“I have just returned home from competing in the Wheelchair Tennis Australian Summer Series in Melbourne. Due to the global pandemic this was a very different experience this year, but it is potentially an experience we as athletes are going to have to get used to as the response to the pandemic continues.
“The first thing to highlight is that there are a lot more things to think about when travelling, and with rules changing every day, it can be quite confusing. For most destinations now you are required to obtain a negative PCR test less than 72 hours prior to travel, and this in itself can be a hurdle to navigate with turnaround times etc. For me, my flight out of England was on Tuesday and therefore this meant a test from Saturday onwards, however without post on Sunday I ended up driving my test up to London and hand delivering it to try and be certain of receiving the test result in time.
“With strict rules in place about who was actually able to enter Australia and numbers capped this year, Tennis Australia chartered flights for all players from various locations around the World; mine was from Dubai. On arrival in Melbourne we were disembarked in an aircraft hangar, where we were processed through immigration and all of our bags wiped down and checked before being transported to the designated quarantine hotels to begin our 14-day mandatory quarantine period.
“Tennis Australia had held numerous zoom calls prior to travel to try to give as much detail as possible about how the process would work, but until you are actually there it is difficult to really understand what this would feel like.

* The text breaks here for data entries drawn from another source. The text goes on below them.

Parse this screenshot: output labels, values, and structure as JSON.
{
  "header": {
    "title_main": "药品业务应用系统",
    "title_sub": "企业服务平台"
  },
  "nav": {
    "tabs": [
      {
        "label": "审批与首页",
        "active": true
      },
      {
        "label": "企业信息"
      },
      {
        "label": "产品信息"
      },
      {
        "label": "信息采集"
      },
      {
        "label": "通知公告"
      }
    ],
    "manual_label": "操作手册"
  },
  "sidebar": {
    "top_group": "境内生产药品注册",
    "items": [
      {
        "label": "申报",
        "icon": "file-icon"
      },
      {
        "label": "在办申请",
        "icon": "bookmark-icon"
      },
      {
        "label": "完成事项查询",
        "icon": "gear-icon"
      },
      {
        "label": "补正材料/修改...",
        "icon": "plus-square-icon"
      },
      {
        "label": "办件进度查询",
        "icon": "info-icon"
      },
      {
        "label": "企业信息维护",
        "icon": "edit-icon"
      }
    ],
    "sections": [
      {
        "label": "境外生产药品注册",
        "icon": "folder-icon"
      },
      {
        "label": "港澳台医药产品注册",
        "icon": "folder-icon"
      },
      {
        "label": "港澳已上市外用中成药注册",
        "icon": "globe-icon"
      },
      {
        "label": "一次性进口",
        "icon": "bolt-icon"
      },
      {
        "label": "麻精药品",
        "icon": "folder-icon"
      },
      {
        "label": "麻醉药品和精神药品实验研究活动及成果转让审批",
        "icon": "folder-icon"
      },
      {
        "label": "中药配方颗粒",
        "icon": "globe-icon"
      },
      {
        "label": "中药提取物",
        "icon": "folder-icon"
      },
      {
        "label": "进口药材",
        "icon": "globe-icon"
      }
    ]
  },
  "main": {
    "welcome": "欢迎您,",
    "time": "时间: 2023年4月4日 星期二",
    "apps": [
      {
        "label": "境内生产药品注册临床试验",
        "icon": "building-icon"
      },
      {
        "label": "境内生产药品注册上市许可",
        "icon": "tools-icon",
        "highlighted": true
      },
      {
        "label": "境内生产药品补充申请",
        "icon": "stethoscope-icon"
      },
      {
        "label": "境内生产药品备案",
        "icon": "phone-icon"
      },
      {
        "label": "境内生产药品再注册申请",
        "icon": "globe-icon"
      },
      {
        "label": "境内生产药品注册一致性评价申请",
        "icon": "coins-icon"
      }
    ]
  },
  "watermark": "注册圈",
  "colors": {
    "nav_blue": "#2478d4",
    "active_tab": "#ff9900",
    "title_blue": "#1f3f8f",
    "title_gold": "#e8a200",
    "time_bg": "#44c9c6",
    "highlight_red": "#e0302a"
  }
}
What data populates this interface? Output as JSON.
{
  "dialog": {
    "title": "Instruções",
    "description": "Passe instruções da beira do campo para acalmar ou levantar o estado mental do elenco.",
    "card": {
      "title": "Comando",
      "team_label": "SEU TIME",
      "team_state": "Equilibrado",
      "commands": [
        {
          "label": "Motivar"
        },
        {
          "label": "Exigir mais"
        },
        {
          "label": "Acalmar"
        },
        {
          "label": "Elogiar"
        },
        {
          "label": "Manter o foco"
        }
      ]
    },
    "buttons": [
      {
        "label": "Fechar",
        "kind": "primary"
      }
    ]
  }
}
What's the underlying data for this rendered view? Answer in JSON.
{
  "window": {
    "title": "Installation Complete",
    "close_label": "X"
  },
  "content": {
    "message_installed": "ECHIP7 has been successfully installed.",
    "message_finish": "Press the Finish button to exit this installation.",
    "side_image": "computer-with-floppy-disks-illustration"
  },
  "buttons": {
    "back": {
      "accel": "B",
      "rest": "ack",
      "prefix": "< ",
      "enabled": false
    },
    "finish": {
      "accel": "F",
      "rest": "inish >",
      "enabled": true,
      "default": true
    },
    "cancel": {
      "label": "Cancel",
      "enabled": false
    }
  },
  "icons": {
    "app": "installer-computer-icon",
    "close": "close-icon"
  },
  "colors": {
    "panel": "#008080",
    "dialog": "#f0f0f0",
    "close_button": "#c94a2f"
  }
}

I spent three complete days in quarantine with no fresh air, before being allowed to begin the special training exemption that Tennis Australia had in place.
“This involved a total of five hours a day outside of the hotel room, which included travel to the training venue, an hour-and-a-half of gym access and two hours court access followed by one hour of nutrition.

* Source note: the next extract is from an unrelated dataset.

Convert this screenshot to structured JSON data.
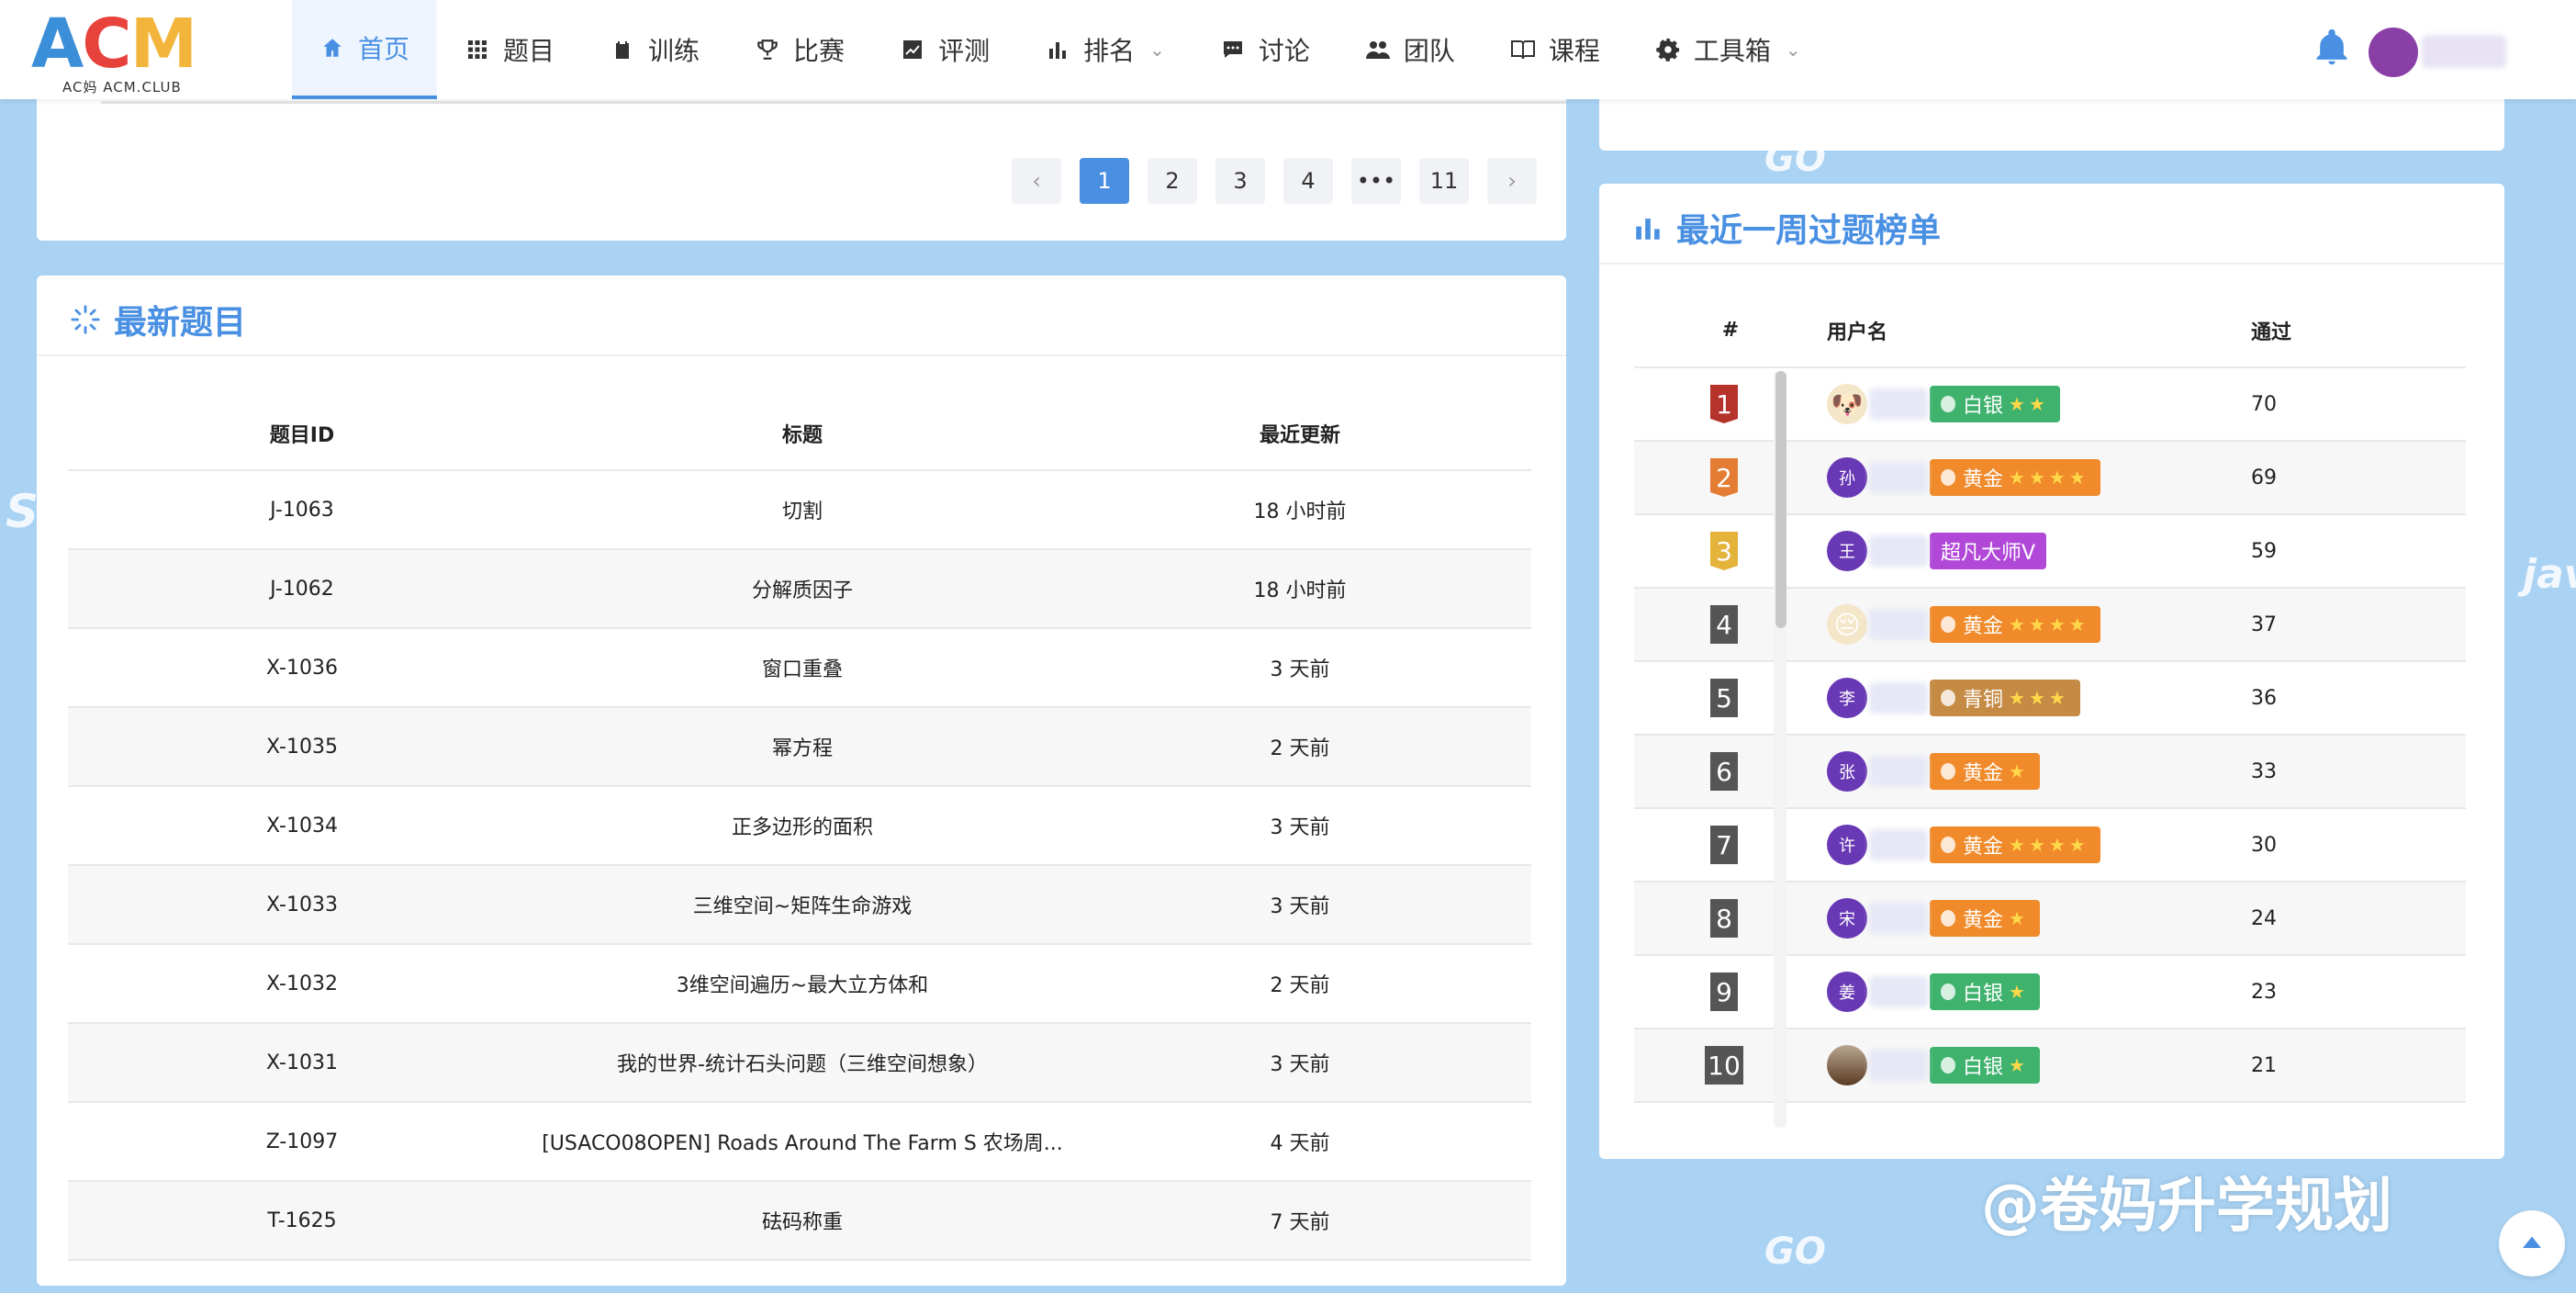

“I am incredibly grateful that I was one of the lucky athletes who was able to continue with this quarantine/ training set up, as there were around 50 athletes who found themselves in a hard quarantine (unable to leave the room at all) for 14 days following positive results on their flights.

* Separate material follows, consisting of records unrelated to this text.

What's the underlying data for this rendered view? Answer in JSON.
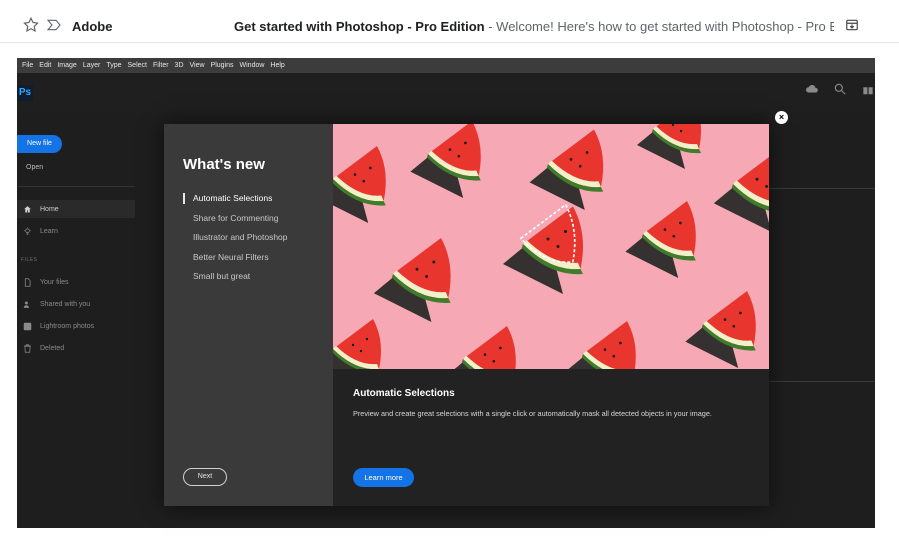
{
  "mail": {
    "sender": "Adobe",
    "subject": "Get started with Photoshop - Pro Edition",
    "snippet": " - Welcome! Here's how to get started with Photoshop - Pro Edition. ..."
  },
  "menu": [
    "File",
    "Edit",
    "Image",
    "Layer",
    "Type",
    "Select",
    "Filter",
    "3D",
    "View",
    "Plugins",
    "Window",
    "Help"
  ],
  "app": {
    "logo": "Ps",
    "new_file": "New file",
    "open": "Open",
    "nav": [
      {
        "label": "Home",
        "icon": "home-icon"
      },
      {
        "label": "Learn",
        "icon": "lightbulb-icon"
      }
    ],
    "files_label": "FILES",
    "files": [
      {
        "label": "Your files",
        "icon": "file-icon"
      },
      {
        "label": "Shared with you",
        "icon": "users-icon"
      },
      {
        "label": "Lightroom photos",
        "icon": "lightroom-icon"
      },
      {
        "label": "Deleted",
        "icon": "trash-icon"
      }
    ]
  },
  "modal": {
    "title": "What's new",
    "features": [
      "Automatic Selections",
      "Share for Commenting",
      "Illustrator and Photoshop",
      "Better Neural Filters",
      "Small but great"
    ],
    "active_index": 0,
    "next": "Next",
    "detail_title": "Automatic Selections",
    "detail_desc": "Preview and create great selections with a single click or automatically mask all detected objects in your image.",
    "learn_more": "Learn more",
    "close": "×"
  },
  "colors": {
    "accent": "#1473e6",
    "hero_bg": "#f6a8b5",
    "watermelon": "#e8362f"
  }
}
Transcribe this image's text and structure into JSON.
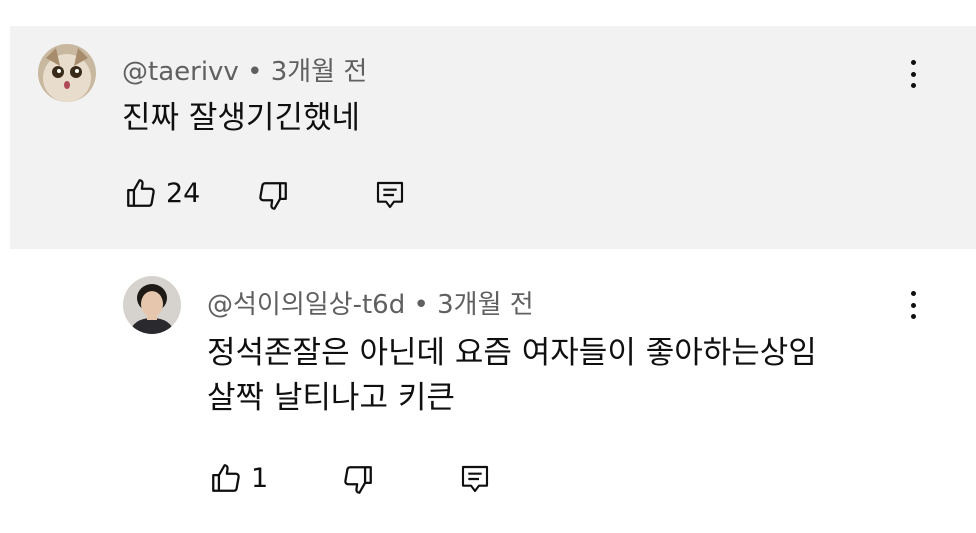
{
  "comments": [
    {
      "author": "@taerivv",
      "separator": "•",
      "time": "3개월 전",
      "lines": [
        "진짜 잘생기긴했네"
      ],
      "likes": "24",
      "avatar_icon": "cat-avatar-icon"
    },
    {
      "author": "@석이의일상-t6d",
      "separator": "•",
      "time": "3개월 전",
      "lines": [
        "정석존잘은 아닌데 요즘 여자들이 좋아하는상임",
        "살짝 날티나고 키큰"
      ],
      "likes": "1",
      "avatar_icon": "person-avatar-icon"
    }
  ],
  "colors": {
    "highlight_bg": "#f2f2f2",
    "meta_text": "#606060",
    "primary_text": "#0f0f0f"
  }
}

“For me, I think the structure of each day really helped me deal with the situation. It was different and there were things out of your control each day, but I think one of the main lessons that I learnt during this 14-day quarantine period was how keeping a routine every day is really important – even the basic things such as a setting an alarm, making the bed and keeping the room tidy really helped me to stay focussed and present.
“I had actually planned ahead and packed resistance bands and some light weights, so I was able to do some strength and prehab training in the room. I think this is a really important thing to consider ahead of any quarantine period so that you feel you are able to do something, even if it is a stretching routine or using a foam roller. These small daily routines make a big difference.
“Food is a major part of quarantine. You live for the knocks on the door which signal breakfast, lunch and dinner! However it is important to be aware of what you are eating. Breakfast came with a pastry every day and lunch and dinner with deserts. It took some restraint not to eat the desert every day, but I think the biggest lesson learned if I am ever in quarantine again is to pack some proper cutlery; eating a steak with a wooden knife and fork is a little frustrating!
“Finally, I think we have all learnt this over the past year in lockdown, that it is so important to stay in touch with friends, family, in this case my coaching team as well. Take time to have conversations to look after your mental health and to stay positive, keeping the end in sight. For me, the ultimate prize was the opportunity to compete again.”